Twice, she provided her friend with "extremely sensitive information" about a rape victim, yet she has not been fired.
A detective in the Memphis Police Department will keep her job despite giving confidential evidence in an ongoing investigation to the family of a man accused of rape.
The Commercial Appeal reports that MPD Sex Crimes Unit officer Ouita Knowlton shared confidential investigative files with her coworker, Tobie Allen, on a rape case for which Allen’s nephew was a prime suspect.
According to an internal report, Allen, a payroll specialist for the Memphis Police Department, approached Knowlton in 2016 and asked her for information regarding the then-recent investigation of her nephew, 33-year-old Marcus Deshun Gibson, for rape.
Police had recently begun investigating Gibson for rape after a woman came forward and contacted MPD’s Sex Crimes Unit about a rape that had happened several years earlier.
Allen also approached Knowlton a second time in March of this year when her nephew was arrested and charged with aggravated rape.
Both times, Knowlton reportedly provided Allen with “extremely sensitive information” on her nephew’s rape case. Knowlton gave Allen a copy of the offense report from the investigation, which revealed numerous, non-public details about the victim.
Furthermore, jail phone records show that Allen communicated this confidential information to Gibson, and planned to use it to gain an advantage during the trial.
During these calls, Allen can be heard saying to her nephew, “nothing gonna come out of it” and later, “there’s no DNA, no Rape Kit, nothing.”
Despite this clear collusion between a police officer and a suspect, neither Knowlton or Allen will face any charges and will keep their jobs. Both women were put on a 20-day suspension and Knowlton was demoted from lieutenant to sergeant.
Knowlton and Allen have apologized for their actions, and Allen says that she only requested the information to protect her sister’s family from retaliation.
“I can’t think of a more clear example of betrayal,” said Meaghan Ybos, a rape survivor who is currently suing the city for failing to test more than 12,000 rape kits.
“MPD was in a position to rebuild the trust of rape victims,” Ybos says. “I am disturbed at the idea that Ouita would not be charged and Tobie either.”

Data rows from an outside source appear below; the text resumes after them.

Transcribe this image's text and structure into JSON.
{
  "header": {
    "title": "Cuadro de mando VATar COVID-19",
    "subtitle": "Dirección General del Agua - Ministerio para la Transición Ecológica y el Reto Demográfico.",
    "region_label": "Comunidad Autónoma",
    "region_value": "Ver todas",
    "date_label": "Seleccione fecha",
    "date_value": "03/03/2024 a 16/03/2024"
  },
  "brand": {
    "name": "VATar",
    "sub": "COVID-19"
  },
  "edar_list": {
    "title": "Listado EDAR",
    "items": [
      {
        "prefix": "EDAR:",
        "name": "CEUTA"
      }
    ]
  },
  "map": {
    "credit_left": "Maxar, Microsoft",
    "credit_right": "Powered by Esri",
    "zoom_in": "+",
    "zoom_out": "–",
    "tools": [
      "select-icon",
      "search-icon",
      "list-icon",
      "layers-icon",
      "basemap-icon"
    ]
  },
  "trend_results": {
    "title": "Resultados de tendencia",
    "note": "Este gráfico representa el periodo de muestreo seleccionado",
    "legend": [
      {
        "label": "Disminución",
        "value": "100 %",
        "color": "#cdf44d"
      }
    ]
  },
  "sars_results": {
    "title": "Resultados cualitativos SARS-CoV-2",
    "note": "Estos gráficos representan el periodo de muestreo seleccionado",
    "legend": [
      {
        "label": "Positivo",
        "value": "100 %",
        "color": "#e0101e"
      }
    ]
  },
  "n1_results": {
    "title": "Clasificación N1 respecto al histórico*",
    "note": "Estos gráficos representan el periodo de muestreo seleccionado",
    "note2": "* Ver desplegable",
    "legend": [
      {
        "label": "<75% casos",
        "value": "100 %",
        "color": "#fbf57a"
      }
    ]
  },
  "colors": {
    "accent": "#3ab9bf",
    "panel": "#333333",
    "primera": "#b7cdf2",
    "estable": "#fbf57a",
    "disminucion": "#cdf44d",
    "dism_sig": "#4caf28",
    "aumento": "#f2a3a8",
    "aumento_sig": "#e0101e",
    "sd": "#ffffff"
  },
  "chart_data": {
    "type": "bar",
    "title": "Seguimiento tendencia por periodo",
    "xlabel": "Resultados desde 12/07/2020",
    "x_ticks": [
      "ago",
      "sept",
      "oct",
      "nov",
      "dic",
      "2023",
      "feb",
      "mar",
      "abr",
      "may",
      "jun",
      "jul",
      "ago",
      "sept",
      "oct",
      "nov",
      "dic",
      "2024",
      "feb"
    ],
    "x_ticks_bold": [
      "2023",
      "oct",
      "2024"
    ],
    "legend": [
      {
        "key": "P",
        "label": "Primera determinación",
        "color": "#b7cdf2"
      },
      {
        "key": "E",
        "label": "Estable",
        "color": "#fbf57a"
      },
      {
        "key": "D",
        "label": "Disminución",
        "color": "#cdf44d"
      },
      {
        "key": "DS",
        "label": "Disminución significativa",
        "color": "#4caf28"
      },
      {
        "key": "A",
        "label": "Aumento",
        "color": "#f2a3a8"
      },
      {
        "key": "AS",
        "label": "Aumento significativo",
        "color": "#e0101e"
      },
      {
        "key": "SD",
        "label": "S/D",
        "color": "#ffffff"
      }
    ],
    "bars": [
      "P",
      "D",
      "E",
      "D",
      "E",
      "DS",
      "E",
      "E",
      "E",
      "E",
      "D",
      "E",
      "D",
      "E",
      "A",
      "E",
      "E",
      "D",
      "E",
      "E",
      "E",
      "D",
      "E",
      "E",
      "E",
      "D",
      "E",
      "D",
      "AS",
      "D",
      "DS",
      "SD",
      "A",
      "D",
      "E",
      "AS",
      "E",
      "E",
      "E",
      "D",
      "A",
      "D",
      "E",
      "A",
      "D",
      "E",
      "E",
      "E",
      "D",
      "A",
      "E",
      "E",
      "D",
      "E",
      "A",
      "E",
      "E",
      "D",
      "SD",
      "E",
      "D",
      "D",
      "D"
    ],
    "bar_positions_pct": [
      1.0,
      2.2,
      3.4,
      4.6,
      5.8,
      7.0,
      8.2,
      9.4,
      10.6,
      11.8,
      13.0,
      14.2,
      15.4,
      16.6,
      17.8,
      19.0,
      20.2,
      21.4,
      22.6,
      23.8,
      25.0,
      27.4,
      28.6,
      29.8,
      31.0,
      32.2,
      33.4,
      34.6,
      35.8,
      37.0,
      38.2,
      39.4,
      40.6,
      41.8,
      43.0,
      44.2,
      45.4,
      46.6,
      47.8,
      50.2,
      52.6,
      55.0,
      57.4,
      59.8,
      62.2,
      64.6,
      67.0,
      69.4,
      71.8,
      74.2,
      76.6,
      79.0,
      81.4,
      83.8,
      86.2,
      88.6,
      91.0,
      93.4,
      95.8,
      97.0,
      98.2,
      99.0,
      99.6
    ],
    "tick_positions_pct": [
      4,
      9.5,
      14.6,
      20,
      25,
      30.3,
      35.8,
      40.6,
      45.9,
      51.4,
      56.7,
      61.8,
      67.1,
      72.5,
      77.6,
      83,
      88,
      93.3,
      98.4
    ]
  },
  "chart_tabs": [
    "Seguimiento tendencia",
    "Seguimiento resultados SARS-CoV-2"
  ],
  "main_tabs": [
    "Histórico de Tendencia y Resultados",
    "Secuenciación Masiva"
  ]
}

The Memphis Police Department is preparing a statement in response to these events.
Next, read up on the Christian school that told a 12-year-old rape victim to turn the other cheek. Then, read the horrifying story of the 15-year-old girl who was raped at a train station and then immediately raped again by the passerby she had flagged down for help.